**Exercise requirements**
Print each record below exactly as it appears.

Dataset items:
☆ ☆ ☆ ☆

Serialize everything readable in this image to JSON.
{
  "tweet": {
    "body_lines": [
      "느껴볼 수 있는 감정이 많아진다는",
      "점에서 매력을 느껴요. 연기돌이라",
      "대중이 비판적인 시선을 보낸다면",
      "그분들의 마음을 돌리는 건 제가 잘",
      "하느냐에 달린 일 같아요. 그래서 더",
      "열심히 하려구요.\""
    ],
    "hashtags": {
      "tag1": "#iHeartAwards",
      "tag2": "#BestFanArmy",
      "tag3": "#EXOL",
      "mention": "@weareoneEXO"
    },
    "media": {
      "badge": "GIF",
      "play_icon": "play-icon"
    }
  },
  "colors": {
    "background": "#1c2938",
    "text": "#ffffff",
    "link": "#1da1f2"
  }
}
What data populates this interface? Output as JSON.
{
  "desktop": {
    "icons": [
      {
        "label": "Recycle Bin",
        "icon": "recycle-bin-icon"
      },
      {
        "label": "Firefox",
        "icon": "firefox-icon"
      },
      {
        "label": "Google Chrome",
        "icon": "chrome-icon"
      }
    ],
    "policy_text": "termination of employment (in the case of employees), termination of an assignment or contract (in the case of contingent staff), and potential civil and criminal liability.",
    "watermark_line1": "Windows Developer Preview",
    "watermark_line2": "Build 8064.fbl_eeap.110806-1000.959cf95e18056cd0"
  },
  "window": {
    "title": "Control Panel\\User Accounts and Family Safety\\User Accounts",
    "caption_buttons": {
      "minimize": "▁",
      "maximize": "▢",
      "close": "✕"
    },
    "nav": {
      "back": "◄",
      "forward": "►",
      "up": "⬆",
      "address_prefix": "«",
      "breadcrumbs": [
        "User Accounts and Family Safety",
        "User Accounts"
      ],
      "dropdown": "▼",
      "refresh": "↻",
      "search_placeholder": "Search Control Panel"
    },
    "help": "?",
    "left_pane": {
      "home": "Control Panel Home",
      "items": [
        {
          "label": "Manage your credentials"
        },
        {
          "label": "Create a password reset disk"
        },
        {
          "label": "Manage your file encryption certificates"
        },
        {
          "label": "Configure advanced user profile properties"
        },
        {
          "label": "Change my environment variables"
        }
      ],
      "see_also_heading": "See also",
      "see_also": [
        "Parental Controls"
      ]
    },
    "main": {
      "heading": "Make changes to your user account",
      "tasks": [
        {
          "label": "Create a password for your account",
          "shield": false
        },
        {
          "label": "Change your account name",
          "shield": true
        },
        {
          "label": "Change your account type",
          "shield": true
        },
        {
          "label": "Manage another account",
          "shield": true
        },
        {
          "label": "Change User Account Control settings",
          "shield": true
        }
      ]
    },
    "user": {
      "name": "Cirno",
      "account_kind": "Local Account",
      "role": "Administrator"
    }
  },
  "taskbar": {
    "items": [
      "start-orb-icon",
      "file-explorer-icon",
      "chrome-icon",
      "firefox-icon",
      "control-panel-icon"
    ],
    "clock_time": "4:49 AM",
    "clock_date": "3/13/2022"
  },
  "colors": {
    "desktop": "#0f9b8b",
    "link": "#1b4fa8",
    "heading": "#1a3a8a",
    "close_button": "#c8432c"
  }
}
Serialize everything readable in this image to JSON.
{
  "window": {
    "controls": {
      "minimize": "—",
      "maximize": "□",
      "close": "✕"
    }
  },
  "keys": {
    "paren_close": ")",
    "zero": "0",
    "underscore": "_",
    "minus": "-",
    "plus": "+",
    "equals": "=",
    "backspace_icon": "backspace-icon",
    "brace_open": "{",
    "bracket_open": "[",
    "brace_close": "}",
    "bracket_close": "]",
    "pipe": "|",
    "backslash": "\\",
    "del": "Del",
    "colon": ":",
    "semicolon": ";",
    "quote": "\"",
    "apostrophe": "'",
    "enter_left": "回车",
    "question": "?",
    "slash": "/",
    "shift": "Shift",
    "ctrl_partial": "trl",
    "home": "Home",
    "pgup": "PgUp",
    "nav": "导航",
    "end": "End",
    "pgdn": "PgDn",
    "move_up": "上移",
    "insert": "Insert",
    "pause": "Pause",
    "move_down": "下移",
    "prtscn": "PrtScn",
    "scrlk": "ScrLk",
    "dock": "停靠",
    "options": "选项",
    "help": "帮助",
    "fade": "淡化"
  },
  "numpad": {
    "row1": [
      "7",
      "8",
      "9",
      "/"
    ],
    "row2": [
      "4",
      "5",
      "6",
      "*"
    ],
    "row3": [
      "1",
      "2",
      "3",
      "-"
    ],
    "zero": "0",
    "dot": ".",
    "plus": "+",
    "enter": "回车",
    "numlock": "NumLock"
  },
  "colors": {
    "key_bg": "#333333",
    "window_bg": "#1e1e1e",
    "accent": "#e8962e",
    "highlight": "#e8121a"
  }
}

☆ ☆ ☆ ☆

**Answer space**
Serialize everything readable in this image to JSON.
{
  "tweet": {
    "body_lines": [
      "느껴볼 수 있는 감정이 많아진다는",
      "점에서 매력을 느껴요. 연기돌이라",
      "대중이 비판적인 시선을 보낸다면",
      "그분들의 마음을 돌리는 건 제가 잘",
      "하느냐에 달린 일 같아요. 그래서 더",
      "열심히 하려구요.\""
    ],
    "hashtags": {
      "tag1": "#iHeartAwards",
      "tag2": "#BestFanArmy",
      "tag3": "#EXOL",
      "mention": "@weareoneEXO"
    },
    "media": {
      "badge": "GIF",
      "play_icon": "play-icon"
    }
  },
  "colors": {
    "background": "#1c2938",
    "text": "#ffffff",
    "link": "#1da1f2"
  }
}
What data populates this interface? Output as JSON.
{
  "desktop": {
    "icons": [
      {
        "label": "Recycle Bin",
        "icon": "recycle-bin-icon"
      },
      {
        "label": "Firefox",
        "icon": "firefox-icon"
      },
      {
        "label": "Google Chrome",
        "icon": "chrome-icon"
      }
    ],
    "policy_text": "termination of employment (in the case of employees), termination of an assignment or contract (in the case of contingent staff), and potential civil and criminal liability.",
    "watermark_line1": "Windows Developer Preview",
    "watermark_line2": "Build 8064.fbl_eeap.110806-1000.959cf95e18056cd0"
  },
  "window": {
    "title": "Control Panel\\User Accounts and Family Safety\\User Accounts",
    "caption_buttons": {
      "minimize": "▁",
      "maximize": "▢",
      "close": "✕"
    },
    "nav": {
      "back": "◄",
      "forward": "►",
      "up": "⬆",
      "address_prefix": "«",
      "breadcrumbs": [
        "User Accounts and Family Safety",
        "User Accounts"
      ],
      "dropdown": "▼",
      "refresh": "↻",
      "search_placeholder": "Search Control Panel"
    },
    "help": "?",
    "left_pane": {
      "home": "Control Panel Home",
      "items": [
        {
          "label": "Manage your credentials"
        },
        {
          "label": "Create a password reset disk"
        },
        {
          "label": "Manage your file encryption certificates"
        },
        {
          "label": "Configure advanced user profile properties"
        },
        {
          "label": "Change my environment variables"
        }
      ],
      "see_also_heading": "See also",
      "see_also": [
        "Parental Controls"
      ]
    },
    "main": {
      "heading": "Make changes to your user account",
      "tasks": [
        {
          "label": "Create a password for your account",
          "shield": false
        },
        {
          "label": "Change your account name",
          "shield": true
        },
        {
          "label": "Change your account type",
          "shield": true
        },
        {
          "label": "Manage another account",
          "shield": true
        },
        {
          "label": "Change User Account Control settings",
          "shield": true
        }
      ]
    },
    "user": {
      "name": "Cirno",
      "account_kind": "Local Account",
      "role": "Administrator"
    }
  },
  "taskbar": {
    "items": [
      "start-orb-icon",
      "file-explorer-icon",
      "chrome-icon",
      "firefox-icon",
      "control-panel-icon"
    ],
    "clock_time": "4:49 AM",
    "clock_date": "3/13/2022"
  },
  "colors": {
    "desktop": "#0f9b8b",
    "link": "#1b4fa8",
    "heading": "#1a3a8a",
    "close_button": "#c8432c"
  }
}
Serialize everything readable in this image to JSON.
{
  "window": {
    "controls": {
      "minimize": "—",
      "maximize": "□",
      "close": "✕"
    }
  },
  "keys": {
    "paren_close": ")",
    "zero": "0",
    "underscore": "_",
    "minus": "-",
    "plus": "+",
    "equals": "=",
    "backspace_icon": "backspace-icon",
    "brace_open": "{",
    "bracket_open": "[",
    "brace_close": "}",
    "bracket_close": "]",
    "pipe": "|",
    "backslash": "\\",
    "del": "Del",
    "colon": ":",
    "semicolon": ";",
    "quote": "\"",
    "apostrophe": "'",
    "enter_left": "回车",
    "question": "?",
    "slash": "/",
    "shift": "Shift",
    "ctrl_partial": "trl",
    "home": "Home",
    "pgup": "PgUp",
    "nav": "导航",
    "end": "End",
    "pgdn": "PgDn",
    "move_up": "上移",
    "insert": "Insert",
    "pause": "Pause",
    "move_down": "下移",
    "prtscn": "PrtScn",
    "scrlk": "ScrLk",
    "dock": "停靠",
    "options": "选项",
    "help": "帮助",
    "fade": "淡化"
  },
  "numpad": {
    "row1": [
      "7",
      "8",
      "9",
      "/"
    ],
    "row2": [
      "4",
      "5",
      "6",
      "*"
    ],
    "row3": [
      "1",
      "2",
      "3",
      "-"
    ],
    "zero": "0",
    "dot": ".",
    "plus": "+",
    "enter": "回车",
    "numlock": "NumLock"
  },
  "colors": {
    "key_bg": "#333333",
    "window_bg": "#1e1e1e",
    "accent": "#e8962e",
    "highlight": "#e8121a"
  }
}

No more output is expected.